Selling race and God during GE13: a discourse-historical analysis of editorials and columns in mainstream Malay- and English-language newspapers during the 13th general election in Malaysia
2018-09-18T15:15:35Z (GMT) by

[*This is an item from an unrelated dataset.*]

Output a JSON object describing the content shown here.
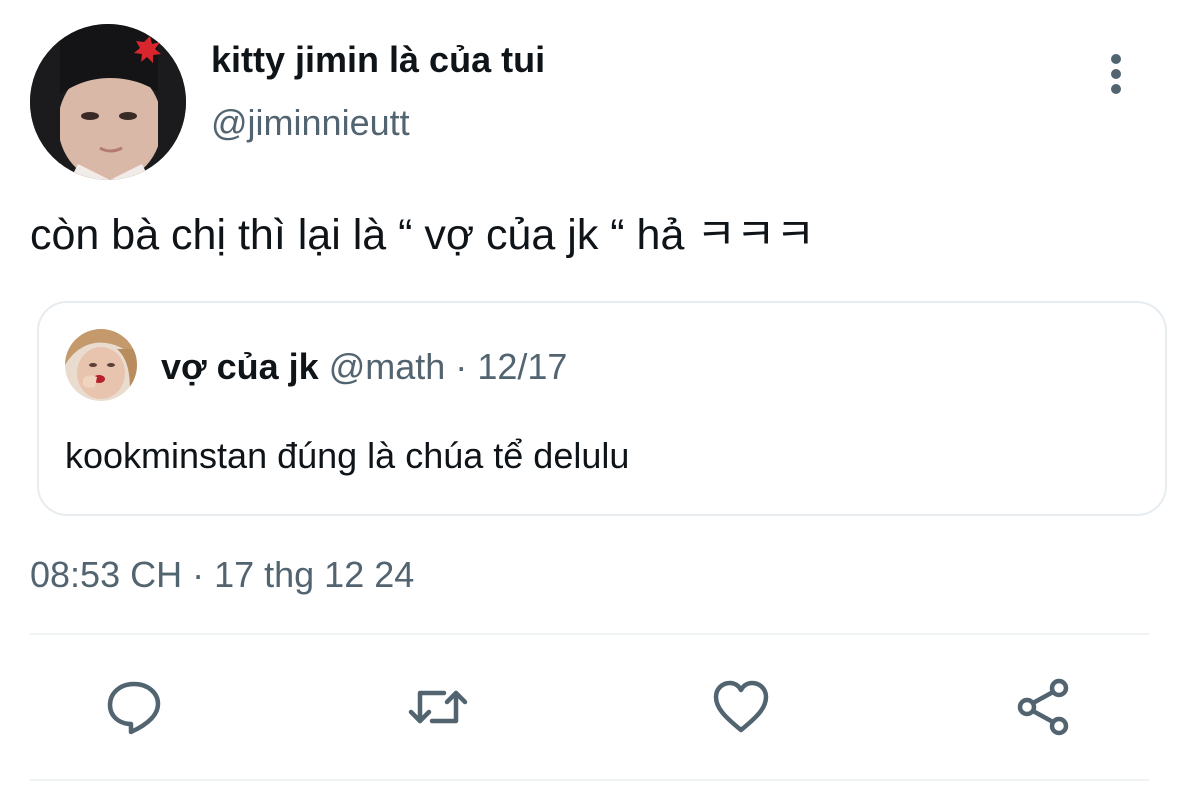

This thesis conducts a critical analysis of editorials and columns in mainstream newspapers during Malaysia's 13th General Election (GE13) campaign. In a country that practises parliamentary democracy but simultaneously observes a close cooperation (Mustafa, 2010, p. 51) between the ruling party and the mainstream press, this study explores the links between the two. The thesis demonstrates the continuing power of the mainstream press in the country. It also explores how a so-called parliamentary democracy can lead to authoritarian rule, as well as the role of the press in this process. Adhering to Critical Discourse Analysis (CDA) principles, the thesis describes and explains how particular relations of power are enacted, reproduced and legitimized within government-owned media, in this case Malaysia where control is institutionalized. This study specifically focuses on the discursive strategies of legitimation in editorials and columns, and how they present particular narratives or arguments in the interests of the powerful. The thesis offers a greater understanding of the deep ideological structures of mainstream newspapers and, in particular, their construction and (de)legitimisation of the government and opposition during the GE13 campaign. This investigation draws on various methods, from quantitative content analysis to the Discourse-historical Approach (DHA), and insights from a range of disciplines, to examine the discursive features of mainstream newspapers discourse during the GE13 campaign. The main contributions of the thesis are on theoretical, methodological and empirical grounds. It contributes to the body of knowledge on political communication research by focusing on the Asian-Malaysian context and moving away from Western-centric models that often overlook the key element of culture. The application of the DHA provides a novel and valuable contribution to the understanding of Malaysian election communication discourse through its interdisciplinary methods and analyses. The empirical investigation provides conclusive evidence that revolves around the issues of the perversion of developmental journalism, race/ethnicity, Islam and its abuses, as well as change and time. This thesis also reviews and reveals the extent to which the press in Malaysia is controlled, dominated and manipulated, thereby challenging those, including the ruling elite, who have claimed that Malaysia is a democratizing nation state.